Catalogue entries (details see tag description below):
The full UV blind catalogue entry will be given for unambiguous matches. In cases where there is more than one UV source within the target area, the full UV blind catalogue entry for the UV source closest to the target is given.
OBSERVING CAMPAIGN GAMA-II/H-ATLAS/DINGO FIELDS:
DOWNLOADING THE DATA:
All catalogs and maps are password protected at this time. Please contact Ellen Andrae if you need the username and password.
Each file can be downloaded individually by selecting it from the table below. Alternatively, one can use the ggwget shell script to download everything or select only the files of interest. Please review the complete list of the files and their sizes.

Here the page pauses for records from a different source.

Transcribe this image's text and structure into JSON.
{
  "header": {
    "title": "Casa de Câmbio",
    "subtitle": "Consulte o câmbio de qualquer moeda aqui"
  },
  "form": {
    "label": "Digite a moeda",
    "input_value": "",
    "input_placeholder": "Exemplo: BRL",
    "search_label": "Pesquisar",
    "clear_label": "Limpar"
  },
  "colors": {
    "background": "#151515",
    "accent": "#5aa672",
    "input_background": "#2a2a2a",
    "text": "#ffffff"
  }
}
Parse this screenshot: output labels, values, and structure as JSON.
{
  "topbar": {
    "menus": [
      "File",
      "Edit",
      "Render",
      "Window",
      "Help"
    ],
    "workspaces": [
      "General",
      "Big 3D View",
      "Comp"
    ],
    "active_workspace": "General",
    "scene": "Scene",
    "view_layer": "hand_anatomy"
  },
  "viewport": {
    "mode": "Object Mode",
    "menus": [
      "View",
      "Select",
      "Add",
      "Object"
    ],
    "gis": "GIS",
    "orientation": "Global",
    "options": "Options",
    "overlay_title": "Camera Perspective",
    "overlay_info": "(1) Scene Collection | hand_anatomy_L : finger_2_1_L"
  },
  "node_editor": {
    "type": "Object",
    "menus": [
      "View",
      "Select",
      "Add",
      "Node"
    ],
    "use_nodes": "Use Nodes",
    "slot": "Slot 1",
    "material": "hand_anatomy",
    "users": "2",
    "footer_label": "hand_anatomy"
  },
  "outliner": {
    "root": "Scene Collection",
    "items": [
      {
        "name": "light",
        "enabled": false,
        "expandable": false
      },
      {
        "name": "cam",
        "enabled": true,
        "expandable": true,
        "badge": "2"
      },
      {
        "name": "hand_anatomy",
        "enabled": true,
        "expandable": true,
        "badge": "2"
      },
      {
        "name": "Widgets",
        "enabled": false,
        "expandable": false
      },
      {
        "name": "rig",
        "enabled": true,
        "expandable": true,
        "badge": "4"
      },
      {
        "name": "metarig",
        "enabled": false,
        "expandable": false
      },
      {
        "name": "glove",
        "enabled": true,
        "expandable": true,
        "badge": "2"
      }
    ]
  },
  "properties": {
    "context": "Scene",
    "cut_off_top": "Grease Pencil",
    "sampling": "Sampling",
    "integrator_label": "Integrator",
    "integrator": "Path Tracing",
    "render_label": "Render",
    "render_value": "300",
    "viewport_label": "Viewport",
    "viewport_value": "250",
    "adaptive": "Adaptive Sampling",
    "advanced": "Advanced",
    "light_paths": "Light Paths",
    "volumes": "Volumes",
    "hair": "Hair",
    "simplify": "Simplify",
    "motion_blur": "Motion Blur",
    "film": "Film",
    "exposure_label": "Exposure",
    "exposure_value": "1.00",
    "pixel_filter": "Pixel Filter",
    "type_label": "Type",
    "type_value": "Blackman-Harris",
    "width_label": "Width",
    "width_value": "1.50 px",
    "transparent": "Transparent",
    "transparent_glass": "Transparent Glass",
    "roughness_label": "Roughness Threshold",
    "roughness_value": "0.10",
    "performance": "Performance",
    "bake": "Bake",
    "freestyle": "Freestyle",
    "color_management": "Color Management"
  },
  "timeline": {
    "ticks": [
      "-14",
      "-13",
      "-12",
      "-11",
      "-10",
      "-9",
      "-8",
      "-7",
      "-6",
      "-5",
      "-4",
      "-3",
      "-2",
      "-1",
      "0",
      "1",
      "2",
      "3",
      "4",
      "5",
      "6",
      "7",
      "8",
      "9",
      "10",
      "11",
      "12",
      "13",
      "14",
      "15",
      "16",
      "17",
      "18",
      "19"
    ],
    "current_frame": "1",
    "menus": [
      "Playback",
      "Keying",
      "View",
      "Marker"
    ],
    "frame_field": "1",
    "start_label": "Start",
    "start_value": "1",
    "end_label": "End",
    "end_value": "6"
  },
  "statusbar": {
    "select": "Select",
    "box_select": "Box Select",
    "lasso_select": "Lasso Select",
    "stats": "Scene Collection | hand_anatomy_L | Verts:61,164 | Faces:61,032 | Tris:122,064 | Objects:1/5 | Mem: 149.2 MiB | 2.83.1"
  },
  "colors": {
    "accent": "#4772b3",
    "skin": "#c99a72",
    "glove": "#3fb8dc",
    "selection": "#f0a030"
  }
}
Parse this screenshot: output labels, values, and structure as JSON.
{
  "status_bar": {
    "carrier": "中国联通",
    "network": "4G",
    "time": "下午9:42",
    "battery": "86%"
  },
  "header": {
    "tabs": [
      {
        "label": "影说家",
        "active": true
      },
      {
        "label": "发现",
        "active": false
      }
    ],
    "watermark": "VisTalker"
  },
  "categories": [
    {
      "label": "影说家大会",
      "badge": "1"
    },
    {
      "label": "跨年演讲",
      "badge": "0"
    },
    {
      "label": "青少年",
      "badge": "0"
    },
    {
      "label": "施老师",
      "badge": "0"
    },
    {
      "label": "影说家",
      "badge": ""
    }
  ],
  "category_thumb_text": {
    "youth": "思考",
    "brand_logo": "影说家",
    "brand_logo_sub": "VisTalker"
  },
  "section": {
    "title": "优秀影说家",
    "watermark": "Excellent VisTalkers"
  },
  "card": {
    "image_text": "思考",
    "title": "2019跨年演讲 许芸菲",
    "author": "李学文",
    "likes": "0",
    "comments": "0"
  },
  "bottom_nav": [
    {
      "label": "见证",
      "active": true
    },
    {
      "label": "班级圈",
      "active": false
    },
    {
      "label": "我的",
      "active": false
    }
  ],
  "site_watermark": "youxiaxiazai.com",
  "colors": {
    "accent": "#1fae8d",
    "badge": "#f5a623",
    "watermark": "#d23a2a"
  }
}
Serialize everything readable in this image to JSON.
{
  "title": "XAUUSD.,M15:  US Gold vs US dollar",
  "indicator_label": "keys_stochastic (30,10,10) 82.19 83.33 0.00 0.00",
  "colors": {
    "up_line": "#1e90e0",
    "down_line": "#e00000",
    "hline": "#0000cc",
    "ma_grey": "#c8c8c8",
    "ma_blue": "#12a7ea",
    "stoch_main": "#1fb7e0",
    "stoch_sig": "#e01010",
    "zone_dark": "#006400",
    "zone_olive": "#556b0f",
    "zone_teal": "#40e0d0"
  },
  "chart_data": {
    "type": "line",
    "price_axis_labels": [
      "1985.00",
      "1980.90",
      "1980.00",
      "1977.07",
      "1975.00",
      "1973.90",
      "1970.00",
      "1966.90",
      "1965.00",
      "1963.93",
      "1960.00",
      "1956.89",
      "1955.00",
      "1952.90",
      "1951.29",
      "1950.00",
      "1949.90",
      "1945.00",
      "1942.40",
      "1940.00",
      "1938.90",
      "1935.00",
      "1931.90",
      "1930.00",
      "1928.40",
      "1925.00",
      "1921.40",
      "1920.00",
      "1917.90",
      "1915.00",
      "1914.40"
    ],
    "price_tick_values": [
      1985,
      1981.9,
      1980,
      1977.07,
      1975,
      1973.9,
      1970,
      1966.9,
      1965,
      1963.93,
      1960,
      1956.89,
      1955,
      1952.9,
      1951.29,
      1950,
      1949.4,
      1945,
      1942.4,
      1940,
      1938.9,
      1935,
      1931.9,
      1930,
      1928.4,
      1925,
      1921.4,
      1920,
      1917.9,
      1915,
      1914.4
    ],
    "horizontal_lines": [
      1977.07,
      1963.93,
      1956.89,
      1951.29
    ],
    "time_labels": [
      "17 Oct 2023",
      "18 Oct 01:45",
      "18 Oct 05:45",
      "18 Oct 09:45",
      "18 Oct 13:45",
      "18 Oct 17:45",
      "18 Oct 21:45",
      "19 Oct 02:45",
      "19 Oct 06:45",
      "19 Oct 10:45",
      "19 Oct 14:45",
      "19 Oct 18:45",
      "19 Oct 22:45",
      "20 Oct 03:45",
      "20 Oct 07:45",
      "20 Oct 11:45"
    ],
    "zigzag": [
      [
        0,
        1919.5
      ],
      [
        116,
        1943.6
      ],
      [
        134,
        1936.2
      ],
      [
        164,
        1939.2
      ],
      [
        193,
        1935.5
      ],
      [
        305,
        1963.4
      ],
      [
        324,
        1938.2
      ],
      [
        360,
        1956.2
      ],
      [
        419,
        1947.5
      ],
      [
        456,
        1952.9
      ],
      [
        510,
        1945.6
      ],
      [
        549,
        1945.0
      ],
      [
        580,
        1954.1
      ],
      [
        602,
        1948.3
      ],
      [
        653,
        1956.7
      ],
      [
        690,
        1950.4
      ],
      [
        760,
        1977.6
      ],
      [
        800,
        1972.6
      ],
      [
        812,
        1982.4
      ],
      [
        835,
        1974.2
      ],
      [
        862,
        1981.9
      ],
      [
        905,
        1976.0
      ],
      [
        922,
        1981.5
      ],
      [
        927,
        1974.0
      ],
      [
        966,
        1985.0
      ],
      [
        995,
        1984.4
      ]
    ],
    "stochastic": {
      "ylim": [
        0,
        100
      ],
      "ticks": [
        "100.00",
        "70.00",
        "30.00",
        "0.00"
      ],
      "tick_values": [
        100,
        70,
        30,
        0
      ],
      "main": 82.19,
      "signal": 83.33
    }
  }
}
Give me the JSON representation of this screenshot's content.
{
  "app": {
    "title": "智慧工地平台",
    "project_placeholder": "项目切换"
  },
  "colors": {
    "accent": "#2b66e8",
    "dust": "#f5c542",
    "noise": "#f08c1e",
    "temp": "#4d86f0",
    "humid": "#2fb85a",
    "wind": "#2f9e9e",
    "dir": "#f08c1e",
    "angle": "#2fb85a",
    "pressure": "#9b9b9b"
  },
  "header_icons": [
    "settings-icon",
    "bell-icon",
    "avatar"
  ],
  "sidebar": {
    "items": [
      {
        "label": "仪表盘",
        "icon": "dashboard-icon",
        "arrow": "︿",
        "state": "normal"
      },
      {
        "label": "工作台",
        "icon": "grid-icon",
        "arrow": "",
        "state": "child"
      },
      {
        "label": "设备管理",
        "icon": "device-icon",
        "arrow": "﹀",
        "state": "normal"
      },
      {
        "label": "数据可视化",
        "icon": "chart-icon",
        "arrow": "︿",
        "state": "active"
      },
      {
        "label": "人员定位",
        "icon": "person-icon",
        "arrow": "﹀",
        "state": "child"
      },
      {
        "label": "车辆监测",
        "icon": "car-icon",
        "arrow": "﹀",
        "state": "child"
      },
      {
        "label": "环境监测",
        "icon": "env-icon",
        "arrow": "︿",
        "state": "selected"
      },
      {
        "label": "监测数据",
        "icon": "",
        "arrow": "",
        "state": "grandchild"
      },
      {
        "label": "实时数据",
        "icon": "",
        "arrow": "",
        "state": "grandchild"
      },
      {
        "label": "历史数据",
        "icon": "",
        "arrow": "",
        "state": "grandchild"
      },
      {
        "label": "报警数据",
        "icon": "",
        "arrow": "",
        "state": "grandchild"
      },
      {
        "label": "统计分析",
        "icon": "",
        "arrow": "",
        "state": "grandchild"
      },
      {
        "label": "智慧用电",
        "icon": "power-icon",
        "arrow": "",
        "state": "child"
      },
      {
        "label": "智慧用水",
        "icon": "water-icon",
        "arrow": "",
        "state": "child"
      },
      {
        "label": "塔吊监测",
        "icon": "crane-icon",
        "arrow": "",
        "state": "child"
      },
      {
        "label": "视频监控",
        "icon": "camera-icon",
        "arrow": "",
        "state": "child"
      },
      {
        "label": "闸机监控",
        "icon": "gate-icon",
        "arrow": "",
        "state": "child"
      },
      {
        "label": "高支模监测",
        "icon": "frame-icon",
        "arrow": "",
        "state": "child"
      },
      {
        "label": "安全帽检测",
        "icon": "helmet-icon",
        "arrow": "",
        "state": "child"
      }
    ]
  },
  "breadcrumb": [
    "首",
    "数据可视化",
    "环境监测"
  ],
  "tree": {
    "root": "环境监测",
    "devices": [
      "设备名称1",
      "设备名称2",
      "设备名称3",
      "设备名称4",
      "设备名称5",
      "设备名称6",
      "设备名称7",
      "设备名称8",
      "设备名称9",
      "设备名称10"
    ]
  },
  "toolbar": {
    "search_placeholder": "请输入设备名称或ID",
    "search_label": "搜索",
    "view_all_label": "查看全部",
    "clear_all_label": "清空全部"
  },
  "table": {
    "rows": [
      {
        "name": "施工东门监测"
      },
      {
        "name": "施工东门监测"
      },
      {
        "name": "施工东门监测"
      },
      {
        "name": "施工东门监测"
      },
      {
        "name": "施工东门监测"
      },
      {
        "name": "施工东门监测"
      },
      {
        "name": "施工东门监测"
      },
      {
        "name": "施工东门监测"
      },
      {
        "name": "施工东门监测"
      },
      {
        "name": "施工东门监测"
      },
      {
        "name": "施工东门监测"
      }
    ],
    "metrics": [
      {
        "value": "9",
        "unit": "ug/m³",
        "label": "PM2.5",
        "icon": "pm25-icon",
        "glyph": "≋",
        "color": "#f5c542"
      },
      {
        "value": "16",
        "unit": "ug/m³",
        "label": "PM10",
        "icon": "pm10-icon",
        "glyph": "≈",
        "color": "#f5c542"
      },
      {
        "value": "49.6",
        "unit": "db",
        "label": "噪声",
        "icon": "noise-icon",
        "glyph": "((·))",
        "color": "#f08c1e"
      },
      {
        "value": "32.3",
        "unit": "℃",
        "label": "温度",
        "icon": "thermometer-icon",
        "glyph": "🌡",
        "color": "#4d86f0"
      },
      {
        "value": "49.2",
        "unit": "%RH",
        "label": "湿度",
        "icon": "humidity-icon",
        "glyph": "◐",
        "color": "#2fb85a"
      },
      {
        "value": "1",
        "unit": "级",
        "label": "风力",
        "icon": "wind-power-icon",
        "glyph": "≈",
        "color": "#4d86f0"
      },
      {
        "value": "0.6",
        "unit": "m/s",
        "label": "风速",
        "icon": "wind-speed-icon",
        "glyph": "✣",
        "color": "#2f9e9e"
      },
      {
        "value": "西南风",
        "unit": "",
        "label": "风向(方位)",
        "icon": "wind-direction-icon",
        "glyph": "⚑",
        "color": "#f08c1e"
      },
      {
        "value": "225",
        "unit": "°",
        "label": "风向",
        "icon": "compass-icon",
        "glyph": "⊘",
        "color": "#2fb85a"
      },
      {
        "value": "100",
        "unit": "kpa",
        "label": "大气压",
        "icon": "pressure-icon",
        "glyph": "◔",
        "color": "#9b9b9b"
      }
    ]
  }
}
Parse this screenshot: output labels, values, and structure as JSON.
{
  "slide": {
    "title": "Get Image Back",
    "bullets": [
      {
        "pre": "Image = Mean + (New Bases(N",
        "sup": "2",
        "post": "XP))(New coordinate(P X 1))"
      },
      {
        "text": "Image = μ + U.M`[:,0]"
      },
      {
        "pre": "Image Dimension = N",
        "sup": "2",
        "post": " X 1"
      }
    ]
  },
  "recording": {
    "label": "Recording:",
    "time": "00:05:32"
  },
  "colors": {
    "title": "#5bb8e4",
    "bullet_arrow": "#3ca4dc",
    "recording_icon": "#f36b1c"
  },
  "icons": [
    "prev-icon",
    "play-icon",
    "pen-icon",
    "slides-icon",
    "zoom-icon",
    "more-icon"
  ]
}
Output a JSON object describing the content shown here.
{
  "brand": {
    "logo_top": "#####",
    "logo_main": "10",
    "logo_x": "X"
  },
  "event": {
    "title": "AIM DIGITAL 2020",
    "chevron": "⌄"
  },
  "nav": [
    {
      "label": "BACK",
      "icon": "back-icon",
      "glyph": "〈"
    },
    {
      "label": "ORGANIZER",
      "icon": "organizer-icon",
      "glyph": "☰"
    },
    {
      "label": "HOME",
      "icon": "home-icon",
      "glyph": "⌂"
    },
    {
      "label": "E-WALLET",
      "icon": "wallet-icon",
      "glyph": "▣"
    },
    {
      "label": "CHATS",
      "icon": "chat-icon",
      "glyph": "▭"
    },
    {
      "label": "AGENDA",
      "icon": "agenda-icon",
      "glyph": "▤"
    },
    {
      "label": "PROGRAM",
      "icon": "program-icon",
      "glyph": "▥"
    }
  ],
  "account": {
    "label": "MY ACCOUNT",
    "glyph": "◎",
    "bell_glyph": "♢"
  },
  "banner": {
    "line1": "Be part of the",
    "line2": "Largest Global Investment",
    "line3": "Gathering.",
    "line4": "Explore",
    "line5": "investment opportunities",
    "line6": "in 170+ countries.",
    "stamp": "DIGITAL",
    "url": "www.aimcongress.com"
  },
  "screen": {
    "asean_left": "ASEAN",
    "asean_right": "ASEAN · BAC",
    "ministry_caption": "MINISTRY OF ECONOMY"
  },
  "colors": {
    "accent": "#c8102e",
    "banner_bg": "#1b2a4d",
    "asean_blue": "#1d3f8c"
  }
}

|Bind UV Primary and Secondary Catalogs:|
|UV Effective Exposure Time (relative response) Fits Image Maps:|
|UV Effective Exposure Time (relative response) HEALPix files:|
|UV Coverage Fraction Fits Image Maps:|
|UV Coveregae Fraction HEALPix files:|
|UV Background Fits Image Maps:|
|UV Background HEALPix files:|
|UV Flags Fits Image Maps: ( not available, under repair)|
|UV Flags HEALPix files:|
|Miscellaneous Data Sets Fits Image Format:|
|Miscellaneous Data Sets HEALPix Format:|
|Simple Matching Catalogs:|
|GALEX-GAMA InputcatAv06 Simple Matched||GalexSimplematchv02|
|brief tag description||GalexSimplematchv02.par|
|Advanced Matching Catalogs:|
|GALEX-GAMA InputcatAv06 Advanced Matched||GalexAdvancedmatchv02|
|brief tag description||GalexAdvancedmatchv02.par|
|GALEX-GAMA Observation Information Catalogs:|
|GALEX-GAMA Observation Information for objects of the InputcatAv06||GalexObsinfocatv02.fits|
|brief tag description||GalexObsinfocatv02.par|
|COG for Galaxy Catalogue (v4)||GalaxyCAT_v8-photometry.fits.gz|
|description of catalogue tags||COG tag description|